Elliptical galaxies have been the subject of numerous studies. Given that they form the hosts of radio galaxies it is only natural to examine some of the recent detailed observations of this family of galaxies for any bearing they may have on the formation of the two radio galaxy types. While we do not attempt to summarize the body of data gathered on elliptical galaxies we use some of the more recent detailed observational studies to highlight aspects that clarify the characteristics of radio galaxy hosts. It is now well established via a number of works that elliptical galaxies fall into two categories: the fast rotators and the slow rotators (Emsellem et al. 2007, Kormendy 2009 and references within). These two classes of ellipticals have distinct properties in several respects. Of relevance to the hosts of radio galaxies we note that the dividing optical luminosity for the fast and slow rotators is at Mb = -20.5 with slow rotators being more luminous. With the hosts of radio galaxies predominantly being as bright or brighter than Mb = -20.5 it appears that most of the radio galaxy hosts fall in the group of slow rotators. This is supported by two other properties of radio galaxy hosts: their ellipticities and masses. Slow rotators are found to have ellipticities flatter than 0.3 which is also the range estimated for a large fraction of 3CRR host ellipticals (Saripalli & Subrahmanyan 2009). Moreover the slow rotators are also the more massive with masses larger than 1011 M which is also the mass regime for radio galaxy hosts.
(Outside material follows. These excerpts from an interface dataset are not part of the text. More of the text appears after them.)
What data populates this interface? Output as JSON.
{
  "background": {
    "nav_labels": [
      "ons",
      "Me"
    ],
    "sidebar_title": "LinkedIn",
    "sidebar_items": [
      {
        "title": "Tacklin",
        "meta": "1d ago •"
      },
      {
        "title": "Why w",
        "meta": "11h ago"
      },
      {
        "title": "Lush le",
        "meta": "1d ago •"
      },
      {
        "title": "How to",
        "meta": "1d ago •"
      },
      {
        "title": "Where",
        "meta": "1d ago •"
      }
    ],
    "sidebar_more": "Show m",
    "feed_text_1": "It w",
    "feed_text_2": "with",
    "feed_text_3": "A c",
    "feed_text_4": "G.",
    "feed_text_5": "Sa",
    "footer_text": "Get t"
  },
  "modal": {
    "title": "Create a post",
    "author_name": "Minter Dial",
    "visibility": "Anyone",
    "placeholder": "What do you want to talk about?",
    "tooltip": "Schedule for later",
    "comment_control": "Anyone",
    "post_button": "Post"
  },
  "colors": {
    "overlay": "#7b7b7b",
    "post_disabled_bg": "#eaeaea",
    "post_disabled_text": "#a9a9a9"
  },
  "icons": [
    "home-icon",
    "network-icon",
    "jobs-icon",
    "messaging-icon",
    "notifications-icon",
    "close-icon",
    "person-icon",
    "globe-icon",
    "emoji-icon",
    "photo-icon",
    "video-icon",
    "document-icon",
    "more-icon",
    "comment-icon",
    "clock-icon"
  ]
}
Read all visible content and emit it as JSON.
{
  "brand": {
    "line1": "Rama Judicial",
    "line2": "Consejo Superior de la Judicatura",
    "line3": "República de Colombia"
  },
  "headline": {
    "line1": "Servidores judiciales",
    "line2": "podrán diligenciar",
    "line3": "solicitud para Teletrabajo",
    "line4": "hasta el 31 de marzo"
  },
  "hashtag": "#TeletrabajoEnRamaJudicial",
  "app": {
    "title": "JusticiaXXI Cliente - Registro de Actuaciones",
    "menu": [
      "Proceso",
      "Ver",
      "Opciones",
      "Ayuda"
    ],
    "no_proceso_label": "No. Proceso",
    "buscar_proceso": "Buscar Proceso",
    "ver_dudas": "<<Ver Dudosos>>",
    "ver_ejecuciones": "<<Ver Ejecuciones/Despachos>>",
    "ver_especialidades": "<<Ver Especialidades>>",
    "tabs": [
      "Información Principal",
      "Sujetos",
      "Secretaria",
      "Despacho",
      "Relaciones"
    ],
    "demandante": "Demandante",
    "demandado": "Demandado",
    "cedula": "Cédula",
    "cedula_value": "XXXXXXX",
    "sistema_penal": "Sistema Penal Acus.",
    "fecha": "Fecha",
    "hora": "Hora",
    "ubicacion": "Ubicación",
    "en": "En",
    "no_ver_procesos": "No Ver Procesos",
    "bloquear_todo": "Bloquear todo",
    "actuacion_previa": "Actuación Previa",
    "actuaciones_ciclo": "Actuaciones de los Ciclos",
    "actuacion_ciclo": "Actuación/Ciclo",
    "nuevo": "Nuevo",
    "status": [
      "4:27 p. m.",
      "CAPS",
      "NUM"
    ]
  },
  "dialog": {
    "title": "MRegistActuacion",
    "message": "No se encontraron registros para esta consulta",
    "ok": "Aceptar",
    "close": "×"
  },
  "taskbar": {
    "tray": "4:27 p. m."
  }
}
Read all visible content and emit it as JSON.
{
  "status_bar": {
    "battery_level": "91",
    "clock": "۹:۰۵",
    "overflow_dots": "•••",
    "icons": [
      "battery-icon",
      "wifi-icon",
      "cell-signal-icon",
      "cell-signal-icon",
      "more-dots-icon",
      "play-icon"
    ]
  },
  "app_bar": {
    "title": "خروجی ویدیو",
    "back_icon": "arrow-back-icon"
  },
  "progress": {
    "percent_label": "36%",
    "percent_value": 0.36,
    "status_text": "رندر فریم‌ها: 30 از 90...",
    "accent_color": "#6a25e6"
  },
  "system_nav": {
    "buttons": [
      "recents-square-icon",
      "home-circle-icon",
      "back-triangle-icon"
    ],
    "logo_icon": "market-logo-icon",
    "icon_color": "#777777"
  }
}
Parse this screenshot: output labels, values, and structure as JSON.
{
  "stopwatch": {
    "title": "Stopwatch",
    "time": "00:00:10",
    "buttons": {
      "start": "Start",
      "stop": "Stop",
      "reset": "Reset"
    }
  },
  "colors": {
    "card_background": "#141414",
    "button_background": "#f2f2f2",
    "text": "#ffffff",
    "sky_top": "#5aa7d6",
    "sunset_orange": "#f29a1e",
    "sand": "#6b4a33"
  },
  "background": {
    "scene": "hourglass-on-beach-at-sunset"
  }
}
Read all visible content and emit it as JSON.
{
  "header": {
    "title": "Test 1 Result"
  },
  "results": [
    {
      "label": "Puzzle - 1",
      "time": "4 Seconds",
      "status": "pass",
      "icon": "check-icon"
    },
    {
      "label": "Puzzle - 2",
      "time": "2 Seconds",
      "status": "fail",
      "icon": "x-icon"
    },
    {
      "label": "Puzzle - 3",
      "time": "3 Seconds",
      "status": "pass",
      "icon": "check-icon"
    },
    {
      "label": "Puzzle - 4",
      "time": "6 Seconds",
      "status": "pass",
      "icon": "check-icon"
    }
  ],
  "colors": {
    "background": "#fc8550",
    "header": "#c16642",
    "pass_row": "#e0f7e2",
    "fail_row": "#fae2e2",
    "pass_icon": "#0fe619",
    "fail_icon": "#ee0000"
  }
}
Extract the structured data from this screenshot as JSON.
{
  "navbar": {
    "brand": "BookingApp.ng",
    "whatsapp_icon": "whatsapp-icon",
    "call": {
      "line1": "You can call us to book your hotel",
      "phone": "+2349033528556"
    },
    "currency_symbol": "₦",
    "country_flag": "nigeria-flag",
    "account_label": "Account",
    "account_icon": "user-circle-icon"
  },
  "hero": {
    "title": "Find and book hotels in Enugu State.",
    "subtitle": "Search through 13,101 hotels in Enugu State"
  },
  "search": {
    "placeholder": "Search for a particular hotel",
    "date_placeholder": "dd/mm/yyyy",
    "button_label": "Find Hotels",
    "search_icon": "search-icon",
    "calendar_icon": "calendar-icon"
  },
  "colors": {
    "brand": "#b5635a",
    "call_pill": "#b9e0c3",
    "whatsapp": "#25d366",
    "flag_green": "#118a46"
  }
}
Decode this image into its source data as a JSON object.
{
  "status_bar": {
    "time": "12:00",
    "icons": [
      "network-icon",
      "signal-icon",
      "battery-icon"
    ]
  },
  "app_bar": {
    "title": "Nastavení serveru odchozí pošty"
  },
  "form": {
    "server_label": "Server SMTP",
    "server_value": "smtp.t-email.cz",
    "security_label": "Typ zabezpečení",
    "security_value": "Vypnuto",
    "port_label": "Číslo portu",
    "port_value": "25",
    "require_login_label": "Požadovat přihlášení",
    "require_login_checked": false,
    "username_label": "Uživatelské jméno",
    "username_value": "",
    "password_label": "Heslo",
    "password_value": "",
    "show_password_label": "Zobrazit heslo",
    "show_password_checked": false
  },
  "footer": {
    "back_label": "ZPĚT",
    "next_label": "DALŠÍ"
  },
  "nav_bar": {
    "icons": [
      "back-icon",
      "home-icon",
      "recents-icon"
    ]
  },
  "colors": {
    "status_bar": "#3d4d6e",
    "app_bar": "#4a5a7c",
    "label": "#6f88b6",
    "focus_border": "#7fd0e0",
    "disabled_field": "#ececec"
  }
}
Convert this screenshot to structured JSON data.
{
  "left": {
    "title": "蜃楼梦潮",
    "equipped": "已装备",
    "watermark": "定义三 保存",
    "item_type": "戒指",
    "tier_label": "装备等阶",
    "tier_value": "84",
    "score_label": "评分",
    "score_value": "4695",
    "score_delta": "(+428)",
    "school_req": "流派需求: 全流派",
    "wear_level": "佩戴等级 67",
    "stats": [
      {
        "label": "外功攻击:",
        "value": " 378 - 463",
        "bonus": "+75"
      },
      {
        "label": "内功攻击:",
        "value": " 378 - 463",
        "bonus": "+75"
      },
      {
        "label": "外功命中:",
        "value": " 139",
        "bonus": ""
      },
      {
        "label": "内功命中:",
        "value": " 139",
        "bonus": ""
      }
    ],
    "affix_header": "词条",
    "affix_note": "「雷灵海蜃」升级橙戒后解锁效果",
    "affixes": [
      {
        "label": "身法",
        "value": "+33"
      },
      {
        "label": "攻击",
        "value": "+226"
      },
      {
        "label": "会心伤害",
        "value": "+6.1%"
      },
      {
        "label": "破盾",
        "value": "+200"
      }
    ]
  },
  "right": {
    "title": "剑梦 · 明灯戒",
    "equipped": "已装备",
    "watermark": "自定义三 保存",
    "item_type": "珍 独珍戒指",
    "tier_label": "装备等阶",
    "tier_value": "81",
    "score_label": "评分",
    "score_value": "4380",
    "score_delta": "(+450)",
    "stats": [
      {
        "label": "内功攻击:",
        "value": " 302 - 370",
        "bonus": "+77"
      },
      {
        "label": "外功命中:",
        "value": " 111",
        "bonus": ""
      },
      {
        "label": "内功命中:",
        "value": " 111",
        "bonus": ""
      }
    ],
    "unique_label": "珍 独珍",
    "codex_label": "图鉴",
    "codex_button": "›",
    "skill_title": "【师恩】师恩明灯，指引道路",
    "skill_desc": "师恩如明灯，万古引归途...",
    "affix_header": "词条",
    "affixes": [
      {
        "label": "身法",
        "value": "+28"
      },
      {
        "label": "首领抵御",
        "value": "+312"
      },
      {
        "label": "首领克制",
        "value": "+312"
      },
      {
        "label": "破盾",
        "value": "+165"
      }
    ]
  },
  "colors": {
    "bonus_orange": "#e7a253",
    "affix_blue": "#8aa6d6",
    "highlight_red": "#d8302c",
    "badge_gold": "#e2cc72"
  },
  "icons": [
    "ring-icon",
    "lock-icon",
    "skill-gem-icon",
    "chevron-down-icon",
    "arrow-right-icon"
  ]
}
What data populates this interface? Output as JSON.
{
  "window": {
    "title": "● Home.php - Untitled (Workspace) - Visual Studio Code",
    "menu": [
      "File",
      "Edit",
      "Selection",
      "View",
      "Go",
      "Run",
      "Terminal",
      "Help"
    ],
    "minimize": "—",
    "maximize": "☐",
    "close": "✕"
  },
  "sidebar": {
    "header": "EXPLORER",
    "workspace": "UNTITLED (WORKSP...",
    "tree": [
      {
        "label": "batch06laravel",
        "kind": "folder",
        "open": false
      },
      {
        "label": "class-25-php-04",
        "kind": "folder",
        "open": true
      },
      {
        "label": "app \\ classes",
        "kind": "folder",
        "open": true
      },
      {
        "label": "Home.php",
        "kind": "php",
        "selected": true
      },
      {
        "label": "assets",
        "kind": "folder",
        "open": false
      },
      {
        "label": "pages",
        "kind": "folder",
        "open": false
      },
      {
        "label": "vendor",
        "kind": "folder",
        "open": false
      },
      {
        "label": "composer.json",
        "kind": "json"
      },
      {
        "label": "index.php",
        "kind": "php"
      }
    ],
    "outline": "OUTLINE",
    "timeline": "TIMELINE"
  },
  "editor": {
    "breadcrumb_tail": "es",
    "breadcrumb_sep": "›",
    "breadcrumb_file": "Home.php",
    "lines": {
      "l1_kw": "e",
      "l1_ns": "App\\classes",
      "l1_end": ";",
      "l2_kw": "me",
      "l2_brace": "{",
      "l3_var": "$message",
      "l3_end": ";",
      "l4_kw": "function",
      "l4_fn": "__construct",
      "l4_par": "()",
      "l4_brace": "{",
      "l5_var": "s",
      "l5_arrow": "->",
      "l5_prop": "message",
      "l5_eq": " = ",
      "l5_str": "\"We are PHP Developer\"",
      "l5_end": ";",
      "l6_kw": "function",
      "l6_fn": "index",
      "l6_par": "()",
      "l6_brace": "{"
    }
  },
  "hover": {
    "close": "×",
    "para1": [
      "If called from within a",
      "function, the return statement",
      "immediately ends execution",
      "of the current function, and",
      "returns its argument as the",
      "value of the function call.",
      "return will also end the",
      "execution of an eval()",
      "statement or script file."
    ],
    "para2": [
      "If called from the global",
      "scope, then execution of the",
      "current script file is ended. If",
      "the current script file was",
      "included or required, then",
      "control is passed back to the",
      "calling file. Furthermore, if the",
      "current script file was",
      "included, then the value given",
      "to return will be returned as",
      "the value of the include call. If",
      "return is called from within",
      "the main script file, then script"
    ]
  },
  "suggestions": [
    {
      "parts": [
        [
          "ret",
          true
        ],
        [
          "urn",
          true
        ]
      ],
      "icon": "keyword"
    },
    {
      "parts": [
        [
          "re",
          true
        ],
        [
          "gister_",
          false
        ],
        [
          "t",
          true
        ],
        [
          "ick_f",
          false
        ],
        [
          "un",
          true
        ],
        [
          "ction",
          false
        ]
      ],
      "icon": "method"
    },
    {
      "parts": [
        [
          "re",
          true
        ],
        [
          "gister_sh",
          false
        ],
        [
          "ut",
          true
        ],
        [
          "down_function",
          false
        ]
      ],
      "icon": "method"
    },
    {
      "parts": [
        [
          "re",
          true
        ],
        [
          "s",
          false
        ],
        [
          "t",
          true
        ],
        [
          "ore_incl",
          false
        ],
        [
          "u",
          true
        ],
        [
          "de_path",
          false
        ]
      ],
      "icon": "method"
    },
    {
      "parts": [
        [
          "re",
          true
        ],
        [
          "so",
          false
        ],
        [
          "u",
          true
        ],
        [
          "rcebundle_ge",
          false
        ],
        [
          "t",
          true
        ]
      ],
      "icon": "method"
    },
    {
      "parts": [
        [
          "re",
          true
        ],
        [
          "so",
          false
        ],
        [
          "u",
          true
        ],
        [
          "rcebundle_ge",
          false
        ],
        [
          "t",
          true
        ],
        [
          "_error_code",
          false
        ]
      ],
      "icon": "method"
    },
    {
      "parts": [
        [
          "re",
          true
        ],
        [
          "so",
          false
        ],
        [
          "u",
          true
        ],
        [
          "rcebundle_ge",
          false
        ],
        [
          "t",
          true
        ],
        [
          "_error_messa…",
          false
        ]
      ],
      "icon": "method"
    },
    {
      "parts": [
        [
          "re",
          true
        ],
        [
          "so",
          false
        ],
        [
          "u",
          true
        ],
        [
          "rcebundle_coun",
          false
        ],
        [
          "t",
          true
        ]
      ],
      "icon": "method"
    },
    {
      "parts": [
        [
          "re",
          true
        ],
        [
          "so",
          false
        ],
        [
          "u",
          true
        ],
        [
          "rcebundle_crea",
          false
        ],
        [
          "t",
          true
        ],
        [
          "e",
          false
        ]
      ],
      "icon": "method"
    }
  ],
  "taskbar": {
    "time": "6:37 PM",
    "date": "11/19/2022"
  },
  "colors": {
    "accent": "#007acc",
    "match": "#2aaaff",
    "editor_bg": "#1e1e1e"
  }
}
There are several other distinctive characteristics of the two groups of ellipticals but we confine ourselves to the recognition that the hosts of radio galaxies resemble to a fair extent the slow rotating, massive elliptical galaxies. While this galaxy group is not as strongly oblate as the fast rotators the difference in the position angle of the photometric and kinematic axes is mostly within 20 for the sample studied by Emsellem et al. (2007) with as many as half having values within 10 (their Figure 4). It is reasonable to expect that a large fraction may be close to being oblate although there are clearly known triaxial galaxies.